Task brief:
Exactly as written, output each of the entries below.
Start of The data
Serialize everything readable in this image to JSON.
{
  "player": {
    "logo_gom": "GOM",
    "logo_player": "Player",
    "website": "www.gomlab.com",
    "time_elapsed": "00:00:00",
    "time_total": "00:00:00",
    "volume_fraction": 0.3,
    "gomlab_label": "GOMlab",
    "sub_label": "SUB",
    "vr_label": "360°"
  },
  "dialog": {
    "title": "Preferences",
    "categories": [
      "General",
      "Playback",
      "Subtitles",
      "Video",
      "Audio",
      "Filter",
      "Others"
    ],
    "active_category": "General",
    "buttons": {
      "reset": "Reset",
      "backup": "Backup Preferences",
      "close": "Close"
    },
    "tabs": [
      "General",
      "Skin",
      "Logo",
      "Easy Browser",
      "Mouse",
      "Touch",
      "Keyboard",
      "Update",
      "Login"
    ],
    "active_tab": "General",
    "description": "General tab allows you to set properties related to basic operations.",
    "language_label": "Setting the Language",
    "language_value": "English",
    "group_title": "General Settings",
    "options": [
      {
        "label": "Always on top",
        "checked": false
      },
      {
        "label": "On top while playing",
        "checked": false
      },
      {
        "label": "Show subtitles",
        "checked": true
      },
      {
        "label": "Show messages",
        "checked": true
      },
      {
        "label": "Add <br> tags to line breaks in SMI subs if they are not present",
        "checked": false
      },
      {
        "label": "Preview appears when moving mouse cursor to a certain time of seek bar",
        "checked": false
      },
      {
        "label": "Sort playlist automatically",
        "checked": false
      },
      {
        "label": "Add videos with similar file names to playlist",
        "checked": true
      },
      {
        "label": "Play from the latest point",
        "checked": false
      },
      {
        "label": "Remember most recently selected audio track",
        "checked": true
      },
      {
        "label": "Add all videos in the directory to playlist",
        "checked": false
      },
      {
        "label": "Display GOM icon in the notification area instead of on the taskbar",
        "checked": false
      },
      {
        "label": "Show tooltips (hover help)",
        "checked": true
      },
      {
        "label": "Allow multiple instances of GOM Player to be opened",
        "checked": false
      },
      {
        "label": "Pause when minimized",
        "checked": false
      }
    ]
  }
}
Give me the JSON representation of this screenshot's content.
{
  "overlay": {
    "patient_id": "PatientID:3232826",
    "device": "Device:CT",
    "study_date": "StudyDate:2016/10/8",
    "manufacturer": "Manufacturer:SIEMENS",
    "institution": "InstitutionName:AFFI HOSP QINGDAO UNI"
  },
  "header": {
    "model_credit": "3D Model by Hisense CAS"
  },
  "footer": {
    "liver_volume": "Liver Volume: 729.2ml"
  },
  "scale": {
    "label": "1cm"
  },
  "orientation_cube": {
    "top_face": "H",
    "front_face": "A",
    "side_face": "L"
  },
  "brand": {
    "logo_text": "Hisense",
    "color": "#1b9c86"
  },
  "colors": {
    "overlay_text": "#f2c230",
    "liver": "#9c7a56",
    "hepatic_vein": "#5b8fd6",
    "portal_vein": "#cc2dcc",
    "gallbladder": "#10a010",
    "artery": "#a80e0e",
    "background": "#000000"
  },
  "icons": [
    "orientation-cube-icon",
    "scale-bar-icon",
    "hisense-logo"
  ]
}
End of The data
Result below:
Serialize everything readable in this image to JSON.
{
  "player": {
    "logo_gom": "GOM",
    "logo_player": "Player",
    "website": "www.gomlab.com",
    "time_elapsed": "00:00:00",
    "time_total": "00:00:00",
    "volume_fraction": 0.3,
    "gomlab_label": "GOMlab",
    "sub_label": "SUB",
    "vr_label": "360°"
  },
  "dialog": {
    "title": "Preferences",
    "categories": [
      "General",
      "Playback",
      "Subtitles",
      "Video",
      "Audio",
      "Filter",
      "Others"
    ],
    "active_category": "General",
    "buttons": {
      "reset": "Reset",
      "backup": "Backup Preferences",
      "close": "Close"
    },
    "tabs": [
      "General",
      "Skin",
      "Logo",
      "Easy Browser",
      "Mouse",
      "Touch",
      "Keyboard",
      "Update",
      "Login"
    ],
    "active_tab": "General",
    "description": "General tab allows you to set properties related to basic operations.",
    "language_label": "Setting the Language",
    "language_value": "English",
    "group_title": "General Settings",
    "options": [
      {
        "label": "Always on top",
        "checked": false
      },
      {
        "label": "On top while playing",
        "checked": false
      },
      {
        "label": "Show subtitles",
        "checked": true
      },
      {
        "label": "Show messages",
        "checked": true
      },
      {
        "label": "Add <br> tags to line breaks in SMI subs if they are not present",
        "checked": false
      },
      {
        "label": "Preview appears when moving mouse cursor to a certain time of seek bar",
        "checked": false
      },
      {
        "label": "Sort playlist automatically",
        "checked": false
      },
      {
        "label": "Add videos with similar file names to playlist",
        "checked": true
      },
      {
        "label": "Play from the latest point",
        "checked": false
      },
      {
        "label": "Remember most recently selected audio track",
        "checked": true
      },
      {
        "label": "Add all videos in the directory to playlist",
        "checked": false
      },
      {
        "label": "Display GOM icon in the notification area instead of on the taskbar",
        "checked": false
      },
      {
        "label": "Show tooltips (hover help)",
        "checked": true
      },
      {
        "label": "Allow multiple instances of GOM Player to be opened",
        "checked": false
      },
      {
        "label": "Pause when minimized",
        "checked": false
      }
    ]
  }
}
Give me the JSON representation of this screenshot's content.
{
  "overlay": {
    "patient_id": "PatientID:3232826",
    "device": "Device:CT",
    "study_date": "StudyDate:2016/10/8",
    "manufacturer": "Manufacturer:SIEMENS",
    "institution": "InstitutionName:AFFI HOSP QINGDAO UNI"
  },
  "header": {
    "model_credit": "3D Model by Hisense CAS"
  },
  "footer": {
    "liver_volume": "Liver Volume: 729.2ml"
  },
  "scale": {
    "label": "1cm"
  },
  "orientation_cube": {
    "top_face": "H",
    "front_face": "A",
    "side_face": "L"
  },
  "brand": {
    "logo_text": "Hisense",
    "color": "#1b9c86"
  },
  "colors": {
    "overlay_text": "#f2c230",
    "liver": "#9c7a56",
    "hepatic_vein": "#5b8fd6",
    "portal_vein": "#cc2dcc",
    "gallbladder": "#10a010",
    "artery": "#a80e0e",
    "background": "#000000"
  },
  "icons": [
    "orientation-cube-icon",
    "scale-bar-icon",
    "hisense-logo"
  ]
}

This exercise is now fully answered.